  • The Saint feels he/she must save the world throughout the role of coaching. Everyone can be changed for the better. There are no lost souls.
  • The Saint excessively empathizes with players, making sure no matter what happens, the players like them (Player’s Coach).
  • The Saint often rescues players from tough situations instead of teaching them how to solve problems on their own.

The Misfit: I’m Supposed to Be Here

misfitJust call me Coach.

  • The Misfit needs to be a part of a team. He/she feels lost without belonging to something, even if it’s something they know nothing about.
  • The Misfit acts out when challenged by players due to embarrassment and lack of knowledge.
  • The Misfit painfully tries to satisfy a personal desire to be liked and respected by others

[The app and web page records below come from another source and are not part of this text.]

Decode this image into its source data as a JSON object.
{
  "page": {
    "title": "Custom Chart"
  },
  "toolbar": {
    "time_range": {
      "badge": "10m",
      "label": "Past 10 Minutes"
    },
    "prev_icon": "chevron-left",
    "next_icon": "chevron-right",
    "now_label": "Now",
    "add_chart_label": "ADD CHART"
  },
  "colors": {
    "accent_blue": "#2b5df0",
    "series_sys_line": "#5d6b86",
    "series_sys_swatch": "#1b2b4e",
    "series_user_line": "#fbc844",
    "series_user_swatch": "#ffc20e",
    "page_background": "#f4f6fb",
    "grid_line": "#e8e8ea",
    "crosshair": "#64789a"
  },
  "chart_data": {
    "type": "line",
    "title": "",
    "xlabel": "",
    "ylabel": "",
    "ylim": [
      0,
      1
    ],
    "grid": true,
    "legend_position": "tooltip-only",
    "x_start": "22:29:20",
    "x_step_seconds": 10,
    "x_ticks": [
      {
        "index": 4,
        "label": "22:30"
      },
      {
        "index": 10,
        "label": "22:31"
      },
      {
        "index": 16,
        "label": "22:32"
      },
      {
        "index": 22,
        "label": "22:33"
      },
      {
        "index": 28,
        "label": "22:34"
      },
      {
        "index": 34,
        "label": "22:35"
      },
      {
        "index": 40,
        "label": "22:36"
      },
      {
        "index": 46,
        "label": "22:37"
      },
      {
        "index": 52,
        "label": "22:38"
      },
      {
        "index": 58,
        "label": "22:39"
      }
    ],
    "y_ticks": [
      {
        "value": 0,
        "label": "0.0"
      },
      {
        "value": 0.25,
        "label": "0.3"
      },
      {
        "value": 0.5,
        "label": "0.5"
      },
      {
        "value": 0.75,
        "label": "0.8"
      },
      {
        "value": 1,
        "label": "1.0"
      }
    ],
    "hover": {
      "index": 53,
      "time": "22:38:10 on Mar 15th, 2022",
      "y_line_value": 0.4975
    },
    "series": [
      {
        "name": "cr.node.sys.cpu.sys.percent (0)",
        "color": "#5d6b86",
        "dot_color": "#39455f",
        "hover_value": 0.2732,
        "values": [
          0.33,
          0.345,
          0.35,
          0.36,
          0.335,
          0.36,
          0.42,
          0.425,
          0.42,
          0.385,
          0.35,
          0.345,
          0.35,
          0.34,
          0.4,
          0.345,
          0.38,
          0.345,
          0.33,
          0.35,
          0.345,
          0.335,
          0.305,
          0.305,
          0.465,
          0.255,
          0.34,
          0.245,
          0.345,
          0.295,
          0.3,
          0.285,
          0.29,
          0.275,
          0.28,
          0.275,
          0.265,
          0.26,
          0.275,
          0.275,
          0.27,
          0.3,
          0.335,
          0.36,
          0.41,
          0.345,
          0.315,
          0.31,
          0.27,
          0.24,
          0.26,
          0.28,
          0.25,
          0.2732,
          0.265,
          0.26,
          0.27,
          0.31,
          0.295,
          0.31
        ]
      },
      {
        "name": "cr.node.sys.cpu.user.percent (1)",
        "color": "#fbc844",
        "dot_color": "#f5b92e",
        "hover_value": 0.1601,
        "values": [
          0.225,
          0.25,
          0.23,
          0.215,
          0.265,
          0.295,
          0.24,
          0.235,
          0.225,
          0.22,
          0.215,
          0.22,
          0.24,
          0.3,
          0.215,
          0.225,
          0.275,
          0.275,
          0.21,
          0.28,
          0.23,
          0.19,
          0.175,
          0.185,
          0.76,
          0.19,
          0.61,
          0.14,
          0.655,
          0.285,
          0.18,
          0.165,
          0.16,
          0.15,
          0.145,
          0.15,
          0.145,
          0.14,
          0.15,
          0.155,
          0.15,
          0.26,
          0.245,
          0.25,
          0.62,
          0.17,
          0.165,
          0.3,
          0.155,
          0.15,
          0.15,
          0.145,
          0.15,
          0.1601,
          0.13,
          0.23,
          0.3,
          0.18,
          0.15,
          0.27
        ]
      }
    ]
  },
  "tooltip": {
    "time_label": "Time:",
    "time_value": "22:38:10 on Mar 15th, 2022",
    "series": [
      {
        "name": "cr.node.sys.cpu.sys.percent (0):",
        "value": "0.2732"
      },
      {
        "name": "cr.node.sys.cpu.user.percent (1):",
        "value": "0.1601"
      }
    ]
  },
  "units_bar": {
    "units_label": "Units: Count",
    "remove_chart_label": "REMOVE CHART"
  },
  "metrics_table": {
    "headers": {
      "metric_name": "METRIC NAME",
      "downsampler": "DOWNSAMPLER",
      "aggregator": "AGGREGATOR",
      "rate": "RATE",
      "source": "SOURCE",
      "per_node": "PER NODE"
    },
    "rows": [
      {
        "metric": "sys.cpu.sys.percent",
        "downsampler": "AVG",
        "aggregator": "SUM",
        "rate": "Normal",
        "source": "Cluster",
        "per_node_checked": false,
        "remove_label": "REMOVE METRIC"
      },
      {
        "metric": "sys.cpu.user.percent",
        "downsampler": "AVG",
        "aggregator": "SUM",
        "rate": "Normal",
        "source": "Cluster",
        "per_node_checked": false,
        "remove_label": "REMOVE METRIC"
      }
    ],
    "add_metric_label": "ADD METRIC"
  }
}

Unfortunately, we cannot always attribute one personality of coaching to only one coach. More appropriately, we are faced with battling a variety of different coaching styles that seem to peek their ugly heads through challenging times. And I’ll be the first one to tell you that I have had every single one of these coaching styles pop up over my career, some more than others.

When I started coaching as a graduate assistant, I felt I needed to prove my dominance and prove to my teams that I meant business and there were no if’s, and’s or but’s about it. I threw kids out of the weight room, gave cold shoulders and ignored pleas for extra help (Dictator).

When I had to fill in for my boss and took over team sessions occasionally, I acted out my “alpha-male”. I threatened, I lied, and I tried to be someone I wasn’t (Bully).

When a player of mine received extensive post-season accolades or accepted an offer to play at a prestigious institution, I looked to validate that I was responsible for that and it couldn’t of been done without me (Narcissist).

When I became a head coach for a program that struggled to build a culture of winning, I immediately felt a compassion for the players and wanted to make sure they liked me. I figured, “if they liked me, why wouldn’t they respect me?” (Saint).

When I entered what some may call the highest echelon of coaching, I made myself believe that I needed to be there and tried desperately to fit in, only to cause strain on my personal health (Misfit).

Looking back, I realized that I wasn’t just acting out various personalities; I was modeling the very same behaviors of those who impacted me along my own development as a coach. Every situation I thought of, I could point to a specific colleague, a coach, a “role model” and trace back my roots to why I was acting the way I was. Who would’ve thought an alcoholic little league coach or former lifting partner could have such an effect on my coaching style and demeanor today?

As Napoleon Hill, author of Think and Grow Rich says, “Think twice before you speak, because your words and influence will plant the seed of either success or failure in the mind of another.” As a new parent, I’ve certainly taken a new view on what, when, how and who things are said around. We have no idea what the people we care about most will pick up and plant for later.

In my next post, I’ll explore the positive platform of transformational, not transactional coaching, and its role in developing and empowering the athletes of today to shape and mold the coaches of tomorrow.